◆ Required action: Search the material below for the word "this". Copy every line where it is found.

-=-=-

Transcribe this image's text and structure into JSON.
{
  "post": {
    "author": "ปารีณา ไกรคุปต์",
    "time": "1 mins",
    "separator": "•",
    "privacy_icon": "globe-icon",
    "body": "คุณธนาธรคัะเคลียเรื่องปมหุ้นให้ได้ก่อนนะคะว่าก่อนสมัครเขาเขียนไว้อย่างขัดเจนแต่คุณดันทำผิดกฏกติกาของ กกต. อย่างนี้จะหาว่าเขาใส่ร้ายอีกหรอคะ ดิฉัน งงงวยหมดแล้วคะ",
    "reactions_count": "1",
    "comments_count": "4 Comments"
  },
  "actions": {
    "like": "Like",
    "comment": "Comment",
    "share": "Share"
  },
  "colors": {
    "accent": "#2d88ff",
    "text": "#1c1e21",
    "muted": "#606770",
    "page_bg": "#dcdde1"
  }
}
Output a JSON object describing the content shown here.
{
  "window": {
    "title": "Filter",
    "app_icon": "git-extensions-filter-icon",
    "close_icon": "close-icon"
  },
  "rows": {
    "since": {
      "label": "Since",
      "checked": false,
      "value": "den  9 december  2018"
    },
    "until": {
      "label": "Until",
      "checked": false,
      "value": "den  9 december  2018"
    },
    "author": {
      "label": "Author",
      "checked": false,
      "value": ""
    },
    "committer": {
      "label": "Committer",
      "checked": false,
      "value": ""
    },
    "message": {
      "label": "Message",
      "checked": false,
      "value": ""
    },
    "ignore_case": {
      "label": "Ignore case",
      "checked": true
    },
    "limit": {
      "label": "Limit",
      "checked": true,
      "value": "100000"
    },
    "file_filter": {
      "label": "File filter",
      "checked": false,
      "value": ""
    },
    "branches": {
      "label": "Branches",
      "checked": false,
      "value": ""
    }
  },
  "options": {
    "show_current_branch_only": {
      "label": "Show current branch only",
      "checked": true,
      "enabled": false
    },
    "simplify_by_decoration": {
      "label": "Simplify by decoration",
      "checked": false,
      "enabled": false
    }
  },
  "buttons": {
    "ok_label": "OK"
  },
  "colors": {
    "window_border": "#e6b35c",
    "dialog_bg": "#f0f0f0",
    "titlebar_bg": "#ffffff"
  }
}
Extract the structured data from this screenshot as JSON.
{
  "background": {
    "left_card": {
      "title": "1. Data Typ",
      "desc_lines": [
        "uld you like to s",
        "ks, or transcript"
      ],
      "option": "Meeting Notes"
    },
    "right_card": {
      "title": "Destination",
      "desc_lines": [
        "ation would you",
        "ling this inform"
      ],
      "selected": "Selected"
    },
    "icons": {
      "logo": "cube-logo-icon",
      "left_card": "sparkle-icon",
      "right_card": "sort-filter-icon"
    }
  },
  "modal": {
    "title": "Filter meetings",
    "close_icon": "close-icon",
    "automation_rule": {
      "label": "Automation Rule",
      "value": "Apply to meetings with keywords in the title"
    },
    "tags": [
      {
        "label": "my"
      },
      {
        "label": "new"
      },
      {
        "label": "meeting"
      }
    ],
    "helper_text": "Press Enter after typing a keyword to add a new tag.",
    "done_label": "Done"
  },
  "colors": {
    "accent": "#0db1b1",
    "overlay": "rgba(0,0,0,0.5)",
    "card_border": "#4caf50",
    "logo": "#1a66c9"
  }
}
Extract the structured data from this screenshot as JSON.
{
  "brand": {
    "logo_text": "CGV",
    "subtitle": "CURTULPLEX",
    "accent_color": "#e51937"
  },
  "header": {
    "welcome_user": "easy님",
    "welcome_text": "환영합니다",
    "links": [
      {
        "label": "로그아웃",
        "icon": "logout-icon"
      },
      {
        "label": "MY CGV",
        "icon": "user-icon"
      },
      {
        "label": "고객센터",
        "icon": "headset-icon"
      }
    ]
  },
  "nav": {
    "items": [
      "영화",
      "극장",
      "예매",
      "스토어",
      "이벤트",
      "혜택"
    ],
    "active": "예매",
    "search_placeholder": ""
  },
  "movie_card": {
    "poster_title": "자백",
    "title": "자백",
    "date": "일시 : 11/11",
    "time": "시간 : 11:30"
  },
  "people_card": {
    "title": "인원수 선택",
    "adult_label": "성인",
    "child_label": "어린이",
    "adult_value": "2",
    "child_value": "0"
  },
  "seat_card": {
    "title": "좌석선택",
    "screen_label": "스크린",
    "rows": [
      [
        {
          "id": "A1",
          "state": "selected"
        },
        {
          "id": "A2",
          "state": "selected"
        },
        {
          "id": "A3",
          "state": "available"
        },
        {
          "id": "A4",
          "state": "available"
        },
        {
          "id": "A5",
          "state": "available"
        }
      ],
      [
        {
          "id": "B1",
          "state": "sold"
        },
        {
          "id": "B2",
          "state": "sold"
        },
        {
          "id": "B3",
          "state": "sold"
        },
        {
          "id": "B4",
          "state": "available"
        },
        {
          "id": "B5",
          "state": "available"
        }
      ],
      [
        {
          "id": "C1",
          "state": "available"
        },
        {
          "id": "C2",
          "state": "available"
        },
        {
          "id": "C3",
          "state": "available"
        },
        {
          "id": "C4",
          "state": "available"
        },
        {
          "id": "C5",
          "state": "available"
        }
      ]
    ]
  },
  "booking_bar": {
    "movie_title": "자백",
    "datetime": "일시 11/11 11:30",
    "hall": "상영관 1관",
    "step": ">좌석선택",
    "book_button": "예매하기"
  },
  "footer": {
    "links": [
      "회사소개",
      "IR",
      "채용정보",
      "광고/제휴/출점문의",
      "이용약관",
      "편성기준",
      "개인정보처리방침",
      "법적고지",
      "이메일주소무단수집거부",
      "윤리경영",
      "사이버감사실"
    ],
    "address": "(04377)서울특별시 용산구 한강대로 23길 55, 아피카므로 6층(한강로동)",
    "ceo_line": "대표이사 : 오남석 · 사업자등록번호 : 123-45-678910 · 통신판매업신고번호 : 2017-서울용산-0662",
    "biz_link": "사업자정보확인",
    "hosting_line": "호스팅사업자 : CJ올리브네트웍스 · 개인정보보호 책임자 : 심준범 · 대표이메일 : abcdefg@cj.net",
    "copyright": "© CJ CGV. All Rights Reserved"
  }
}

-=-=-

◆ Reply to the exercise:
Transcribe this image's text and structure into JSON.
Extract the structured data from this screenshot as JSON.
        "ling this inform"
Extract the structured data from this screenshot as JSON.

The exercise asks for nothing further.